Maybe not any of the supporters swelling his gallery on Friday afternoon, but some observers have proclaimed that Woods is done. They’ve already stated that at the age of 38, and wrought with injuries, he is not only done dominating but done winning.

Only time will prove those observers right or wrong, but there’s no denying this was a different Tiger who hobbled into the offseason and, yes, into the unknown.

Like all mortals – and Woods showed once again this year that, even in golf terms, he is indeed mortal – he is undergoing the eventual ravages of age. It happened to the most legendary legends of each generation in this game. It’s happened to every one of the seemingly ageless wonders who played other sports.

Woods understands that. Even while boasting long ago that he wanted to break Jack’s record and sail past Slammin’ Sam, he never considered himself immortal. He’s always known that a demise would happen at some point.

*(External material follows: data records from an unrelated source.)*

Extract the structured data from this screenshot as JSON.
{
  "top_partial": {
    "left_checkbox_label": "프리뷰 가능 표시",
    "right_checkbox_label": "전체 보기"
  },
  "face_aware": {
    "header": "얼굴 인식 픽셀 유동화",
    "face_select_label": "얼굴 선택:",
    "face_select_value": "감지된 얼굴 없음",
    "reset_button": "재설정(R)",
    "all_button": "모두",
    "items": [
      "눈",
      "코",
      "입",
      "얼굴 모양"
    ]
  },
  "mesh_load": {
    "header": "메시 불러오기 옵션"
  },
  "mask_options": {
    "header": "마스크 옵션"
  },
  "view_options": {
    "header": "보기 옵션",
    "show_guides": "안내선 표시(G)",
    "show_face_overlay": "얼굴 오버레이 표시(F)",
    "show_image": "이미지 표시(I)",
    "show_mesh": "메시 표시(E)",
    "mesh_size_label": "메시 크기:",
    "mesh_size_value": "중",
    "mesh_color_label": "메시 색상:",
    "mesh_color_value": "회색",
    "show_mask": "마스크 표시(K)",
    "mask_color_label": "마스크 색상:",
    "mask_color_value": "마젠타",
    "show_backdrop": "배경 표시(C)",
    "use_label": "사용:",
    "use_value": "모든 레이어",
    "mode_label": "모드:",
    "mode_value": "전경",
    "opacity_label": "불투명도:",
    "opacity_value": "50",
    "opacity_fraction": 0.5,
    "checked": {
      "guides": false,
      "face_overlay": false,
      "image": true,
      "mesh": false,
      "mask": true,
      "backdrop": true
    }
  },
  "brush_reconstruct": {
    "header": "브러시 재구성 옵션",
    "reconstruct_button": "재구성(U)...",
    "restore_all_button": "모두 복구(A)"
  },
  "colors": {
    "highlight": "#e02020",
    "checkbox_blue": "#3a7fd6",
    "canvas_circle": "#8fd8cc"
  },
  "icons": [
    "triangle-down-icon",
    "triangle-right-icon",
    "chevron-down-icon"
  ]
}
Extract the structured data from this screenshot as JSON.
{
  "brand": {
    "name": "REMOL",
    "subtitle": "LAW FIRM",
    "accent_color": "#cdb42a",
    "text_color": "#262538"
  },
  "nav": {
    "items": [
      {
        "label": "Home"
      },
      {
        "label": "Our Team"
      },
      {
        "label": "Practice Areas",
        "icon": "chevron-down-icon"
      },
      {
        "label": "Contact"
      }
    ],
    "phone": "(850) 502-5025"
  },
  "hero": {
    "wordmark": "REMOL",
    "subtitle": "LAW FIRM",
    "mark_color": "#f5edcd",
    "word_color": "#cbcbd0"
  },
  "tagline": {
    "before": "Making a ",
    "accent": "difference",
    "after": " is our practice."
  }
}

“I felt old a long time ago,” he said Friday when asked if this latest struggle made him feel old.

Those words offered a brief window of reflection, a quick bit of contemplation from a man who doesn’t often provide such insight.

As for the rest of the future, it all remains in doubt. His season is over, we know that much. But as far as the Ryder Cup and when he’ll play again and how he’ll return, Woods could only submit an honest appraisal of what’s to come.

“I don’t know.”